Auckland Council says it will continue to move Occupy protesters on if they re-establish their camps.
Camping equipment was confiscated from protesters from four different sites on Monday morning. The council says they were in breach of a bylaw which forbids camping.
Three people were arrested during the operation, for attempting to retrieve their belongings from a van.
About 50 protestors and supporters remained in Aotea Square early on Monday evening and five tents were still standing.
Some of the group tried to prevent contractors erecting a fence in the square, saying the council is trying to fence them in.
Police officers and security guards remain at the scene.
Auckland City chief executive Doug McKay says the council will take a 'wait and see approach' to the dispute, but the protesters need to accept they are no longer welcome in public parks in Auckland.
He says the protest has cost the council well over $200,000.
The council last year obtained a court order to force them to leave Aotea Square, but the group has been challenging it.
The case is due to go before the High Court again next month.
The council says it respects that people have a right to freedom of speech and protest, but not the right to camp indefinitely.
Meanwhile, police have confirmed two police officers involved in the operation against Occupy Auckland protesters at Aotea Square were wearing ID badges with the same number on them.
Police badges are numbered and are used to provide the public with a way to identify individual police officers.

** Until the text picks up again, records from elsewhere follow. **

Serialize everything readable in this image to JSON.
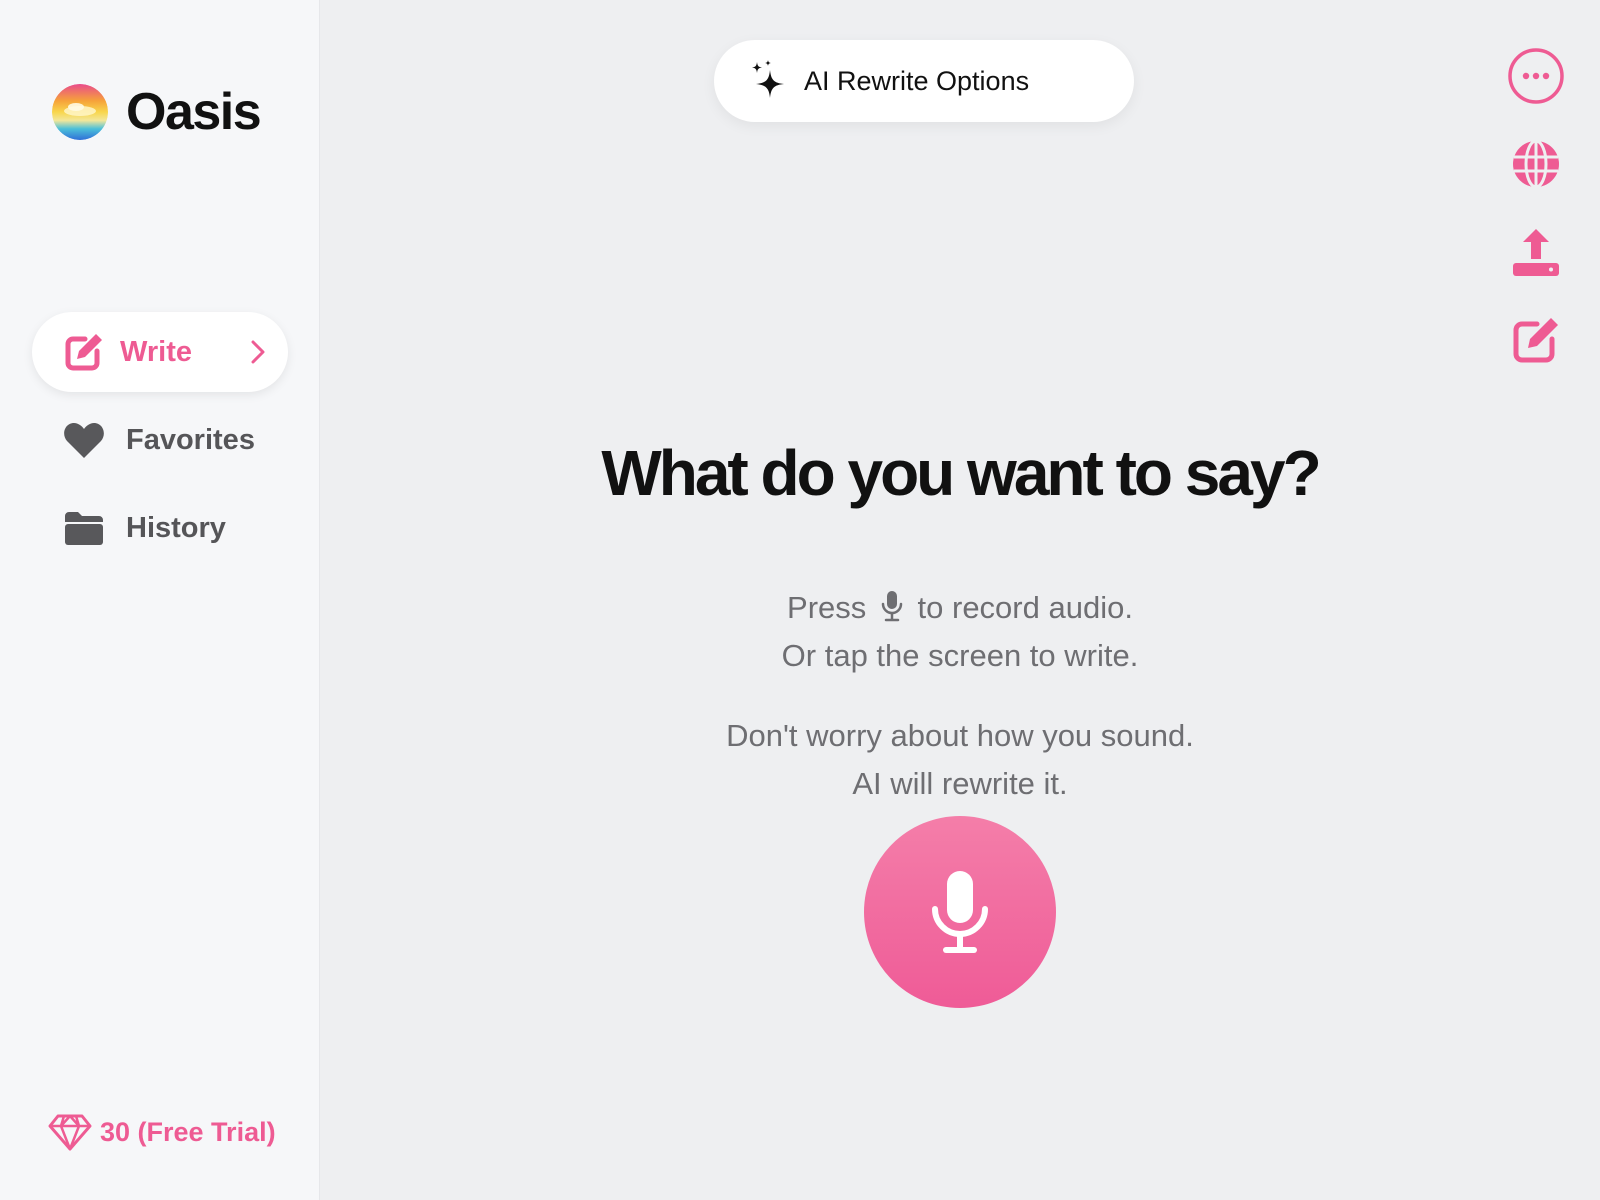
{
  "app": {
    "name": "Oasis"
  },
  "sidebar": {
    "items": [
      {
        "label": "Write",
        "icon": "edit-icon",
        "active": true
      },
      {
        "label": "Favorites",
        "icon": "heart-icon",
        "active": false
      },
      {
        "label": "History",
        "icon": "folder-icon",
        "active": false
      }
    ],
    "credits": {
      "label": "30 (Free Trial)",
      "icon": "diamond-icon"
    }
  },
  "toolbar": {
    "rewrite_label": "AI Rewrite Options",
    "right_icons": [
      "more-icon",
      "globe-icon",
      "share-icon",
      "edit-icon"
    ]
  },
  "main": {
    "headline": "What do you want to say?",
    "instruction_line1_pre": "Press",
    "instruction_line1_post": "to record audio.",
    "instruction_line2": "Or tap the screen to write.",
    "reassure_line1": "Don't worry about how you sound.",
    "reassure_line2": "AI will rewrite it."
  },
  "colors": {
    "accent": "#ee5b93",
    "sidebar_bg": "#f6f7f9",
    "main_bg": "#eeeff1",
    "text_dark": "#111111",
    "text_muted": "#6e6e72",
    "nav_text": "#555558"
  }
}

Acting Area Commander for Auckland Central Inspector Mike McIlraith says he is unsure why the two officers were wearing badges with the same number but he says it is unacceptable and the matter will be investigated.